Would you restate the entries below word for word, leaving out the images?

* * * * * * * * *

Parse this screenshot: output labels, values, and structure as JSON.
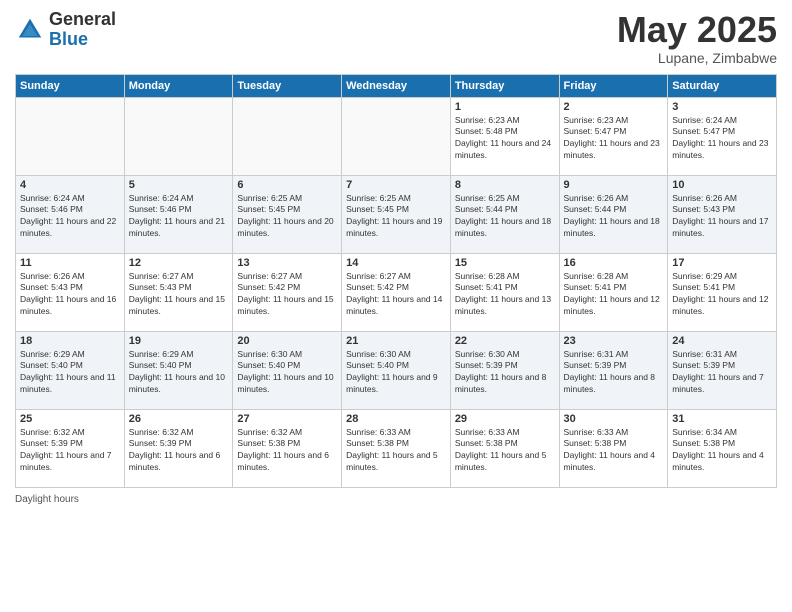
{
  "logo": {
    "general": "General",
    "blue": "Blue"
  },
  "header": {
    "title": "May 2025",
    "subtitle": "Lupane, Zimbabwe"
  },
  "days_of_week": [
    "Sunday",
    "Monday",
    "Tuesday",
    "Wednesday",
    "Thursday",
    "Friday",
    "Saturday"
  ],
  "weeks": [
    [
      {
        "empty": true
      },
      {
        "empty": true
      },
      {
        "empty": true
      },
      {
        "empty": true
      },
      {
        "day": 1,
        "sunrise": "6:23 AM",
        "sunset": "5:48 PM",
        "daylight": "11 hours and 24 minutes."
      },
      {
        "day": 2,
        "sunrise": "6:23 AM",
        "sunset": "5:47 PM",
        "daylight": "11 hours and 23 minutes."
      },
      {
        "day": 3,
        "sunrise": "6:24 AM",
        "sunset": "5:47 PM",
        "daylight": "11 hours and 23 minutes."
      }
    ],
    [
      {
        "day": 4,
        "sunrise": "6:24 AM",
        "sunset": "5:46 PM",
        "daylight": "11 hours and 22 minutes."
      },
      {
        "day": 5,
        "sunrise": "6:24 AM",
        "sunset": "5:46 PM",
        "daylight": "11 hours and 21 minutes."
      },
      {
        "day": 6,
        "sunrise": "6:25 AM",
        "sunset": "5:45 PM",
        "daylight": "11 hours and 20 minutes."
      },
      {
        "day": 7,
        "sunrise": "6:25 AM",
        "sunset": "5:45 PM",
        "daylight": "11 hours and 19 minutes."
      },
      {
        "day": 8,
        "sunrise": "6:25 AM",
        "sunset": "5:44 PM",
        "daylight": "11 hours and 18 minutes."
      },
      {
        "day": 9,
        "sunrise": "6:26 AM",
        "sunset": "5:44 PM",
        "daylight": "11 hours and 18 minutes."
      },
      {
        "day": 10,
        "sunrise": "6:26 AM",
        "sunset": "5:43 PM",
        "daylight": "11 hours and 17 minutes."
      }
    ],
    [
      {
        "day": 11,
        "sunrise": "6:26 AM",
        "sunset": "5:43 PM",
        "daylight": "11 hours and 16 minutes."
      },
      {
        "day": 12,
        "sunrise": "6:27 AM",
        "sunset": "5:43 PM",
        "daylight": "11 hours and 15 minutes."
      },
      {
        "day": 13,
        "sunrise": "6:27 AM",
        "sunset": "5:42 PM",
        "daylight": "11 hours and 15 minutes."
      },
      {
        "day": 14,
        "sunrise": "6:27 AM",
        "sunset": "5:42 PM",
        "daylight": "11 hours and 14 minutes."
      },
      {
        "day": 15,
        "sunrise": "6:28 AM",
        "sunset": "5:41 PM",
        "daylight": "11 hours and 13 minutes."
      },
      {
        "day": 16,
        "sunrise": "6:28 AM",
        "sunset": "5:41 PM",
        "daylight": "11 hours and 12 minutes."
      },
      {
        "day": 17,
        "sunrise": "6:29 AM",
        "sunset": "5:41 PM",
        "daylight": "11 hours and 12 minutes."
      }
    ],
    [
      {
        "day": 18,
        "sunrise": "6:29 AM",
        "sunset": "5:40 PM",
        "daylight": "11 hours and 11 minutes."
      },
      {
        "day": 19,
        "sunrise": "6:29 AM",
        "sunset": "5:40 PM",
        "daylight": "11 hours and 10 minutes."
      },
      {
        "day": 20,
        "sunrise": "6:30 AM",
        "sunset": "5:40 PM",
        "daylight": "11 hours and 10 minutes."
      },
      {
        "day": 21,
        "sunrise": "6:30 AM",
        "sunset": "5:40 PM",
        "daylight": "11 hours and 9 minutes."
      },
      {
        "day": 22,
        "sunrise": "6:30 AM",
        "sunset": "5:39 PM",
        "daylight": "11 hours and 8 minutes."
      },
      {
        "day": 23,
        "sunrise": "6:31 AM",
        "sunset": "5:39 PM",
        "daylight": "11 hours and 8 minutes."
      },
      {
        "day": 24,
        "sunrise": "6:31 AM",
        "sunset": "5:39 PM",
        "daylight": "11 hours and 7 minutes."
      }
    ],
    [
      {
        "day": 25,
        "sunrise": "6:32 AM",
        "sunset": "5:39 PM",
        "daylight": "11 hours and 7 minutes."
      },
      {
        "day": 26,
        "sunrise": "6:32 AM",
        "sunset": "5:39 PM",
        "daylight": "11 hours and 6 minutes."
      },
      {
        "day": 27,
        "sunrise": "6:32 AM",
        "sunset": "5:38 PM",
        "daylight": "11 hours and 6 minutes."
      },
      {
        "day": 28,
        "sunrise": "6:33 AM",
        "sunset": "5:38 PM",
        "daylight": "11 hours and 5 minutes."
      },
      {
        "day": 29,
        "sunrise": "6:33 AM",
        "sunset": "5:38 PM",
        "daylight": "11 hours and 5 minutes."
      },
      {
        "day": 30,
        "sunrise": "6:33 AM",
        "sunset": "5:38 PM",
        "daylight": "11 hours and 4 minutes."
      },
      {
        "day": 31,
        "sunrise": "6:34 AM",
        "sunset": "5:38 PM",
        "daylight": "11 hours and 4 minutes."
      }
    ]
  ],
  "footer": {
    "daylight_label": "Daylight hours"
  }
}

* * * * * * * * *

◆ **SOLUTION**:
Parse this screenshot: output labels, values, and structure as JSON.
{
  "logo": {
    "general": "General",
    "blue": "Blue"
  },
  "header": {
    "title": "May 2025",
    "subtitle": "Lupane, Zimbabwe"
  },
  "days_of_week": [
    "Sunday",
    "Monday",
    "Tuesday",
    "Wednesday",
    "Thursday",
    "Friday",
    "Saturday"
  ],
  "weeks": [
    [
      {
        "empty": true
      },
      {
        "empty": true
      },
      {
        "empty": true
      },
      {
        "empty": true
      },
      {
        "day": 1,
        "sunrise": "6:23 AM",
        "sunset": "5:48 PM",
        "daylight": "11 hours and 24 minutes."
      },
      {
        "day": 2,
        "sunrise": "6:23 AM",
        "sunset": "5:47 PM",
        "daylight": "11 hours and 23 minutes."
      },
      {
        "day": 3,
        "sunrise": "6:24 AM",
        "sunset": "5:47 PM",
        "daylight": "11 hours and 23 minutes."
      }
    ],
    [
      {
        "day": 4,
        "sunrise": "6:24 AM",
        "sunset": "5:46 PM",
        "daylight": "11 hours and 22 minutes."
      },
      {
        "day": 5,
        "sunrise": "6:24 AM",
        "sunset": "5:46 PM",
        "daylight": "11 hours and 21 minutes."
      },
      {
        "day": 6,
        "sunrise": "6:25 AM",
        "sunset": "5:45 PM",
        "daylight": "11 hours and 20 minutes."
      },
      {
        "day": 7,
        "sunrise": "6:25 AM",
        "sunset": "5:45 PM",
        "daylight": "11 hours and 19 minutes."
      },
      {
        "day": 8,
        "sunrise": "6:25 AM",
        "sunset": "5:44 PM",
        "daylight": "11 hours and 18 minutes."
      },
      {
        "day": 9,
        "sunrise": "6:26 AM",
        "sunset": "5:44 PM",
        "daylight": "11 hours and 18 minutes."
      },
      {
        "day": 10,
        "sunrise": "6:26 AM",
        "sunset": "5:43 PM",
        "daylight": "11 hours and 17 minutes."
      }
    ],
    [
      {
        "day": 11,
        "sunrise": "6:26 AM",
        "sunset": "5:43 PM",
        "daylight": "11 hours and 16 minutes."
      },
      {
        "day": 12,
        "sunrise": "6:27 AM",
        "sunset": "5:43 PM",
        "daylight": "11 hours and 15 minutes."
      },
      {
        "day": 13,
        "sunrise": "6:27 AM",
        "sunset": "5:42 PM",
        "daylight": "11 hours and 15 minutes."
      },
      {
        "day": 14,
        "sunrise": "6:27 AM",
        "sunset": "5:42 PM",
        "daylight": "11 hours and 14 minutes."
      },
      {
        "day": 15,
        "sunrise": "6:28 AM",
        "sunset": "5:41 PM",
        "daylight": "11 hours and 13 minutes."
      },
      {
        "day": 16,
        "sunrise": "6:28 AM",
        "sunset": "5:41 PM",
        "daylight": "11 hours and 12 minutes."
      },
      {
        "day": 17,
        "sunrise": "6:29 AM",
        "sunset": "5:41 PM",
        "daylight": "11 hours and 12 minutes."
      }
    ],
    [
      {
        "day": 18,
        "sunrise": "6:29 AM",
        "sunset": "5:40 PM",
        "daylight": "11 hours and 11 minutes."
      },
      {
        "day": 19,
        "sunrise": "6:29 AM",
        "sunset": "5:40 PM",
        "daylight": "11 hours and 10 minutes."
      },
      {
        "day": 20,
        "sunrise": "6:30 AM",
        "sunset": "5:40 PM",
        "daylight": "11 hours and 10 minutes."
      },
      {
        "day": 21,
        "sunrise": "6:30 AM",
        "sunset": "5:40 PM",
        "daylight": "11 hours and 9 minutes."
      },
      {
        "day": 22,
        "sunrise": "6:30 AM",
        "sunset": "5:39 PM",
        "daylight": "11 hours and 8 minutes."
      },
      {
        "day": 23,
        "sunrise": "6:31 AM",
        "sunset": "5:39 PM",
        "daylight": "11 hours and 8 minutes."
      },
      {
        "day": 24,
        "sunrise": "6:31 AM",
        "sunset": "5:39 PM",
        "daylight": "11 hours and 7 minutes."
      }
    ],
    [
      {
        "day": 25,
        "sunrise": "6:32 AM",
        "sunset": "5:39 PM",
        "daylight": "11 hours and 7 minutes."
      },
      {
        "day": 26,
        "sunrise": "6:32 AM",
        "sunset": "5:39 PM",
        "daylight": "11 hours and 6 minutes."
      },
      {
        "day": 27,
        "sunrise": "6:32 AM",
        "sunset": "5:38 PM",
        "daylight": "11 hours and 6 minutes."
      },
      {
        "day": 28,
        "sunrise": "6:33 AM",
        "sunset": "5:38 PM",
        "daylight": "11 hours and 5 minutes."
      },
      {
        "day": 29,
        "sunrise": "6:33 AM",
        "sunset": "5:38 PM",
        "daylight": "11 hours and 5 minutes."
      },
      {
        "day": 30,
        "sunrise": "6:33 AM",
        "sunset": "5:38 PM",
        "daylight": "11 hours and 4 minutes."
      },
      {
        "day": 31,
        "sunrise": "6:34 AM",
        "sunset": "5:38 PM",
        "daylight": "11 hours and 4 minutes."
      }
    ]
  ],
  "footer": {
    "daylight_label": "Daylight hours"
  }
}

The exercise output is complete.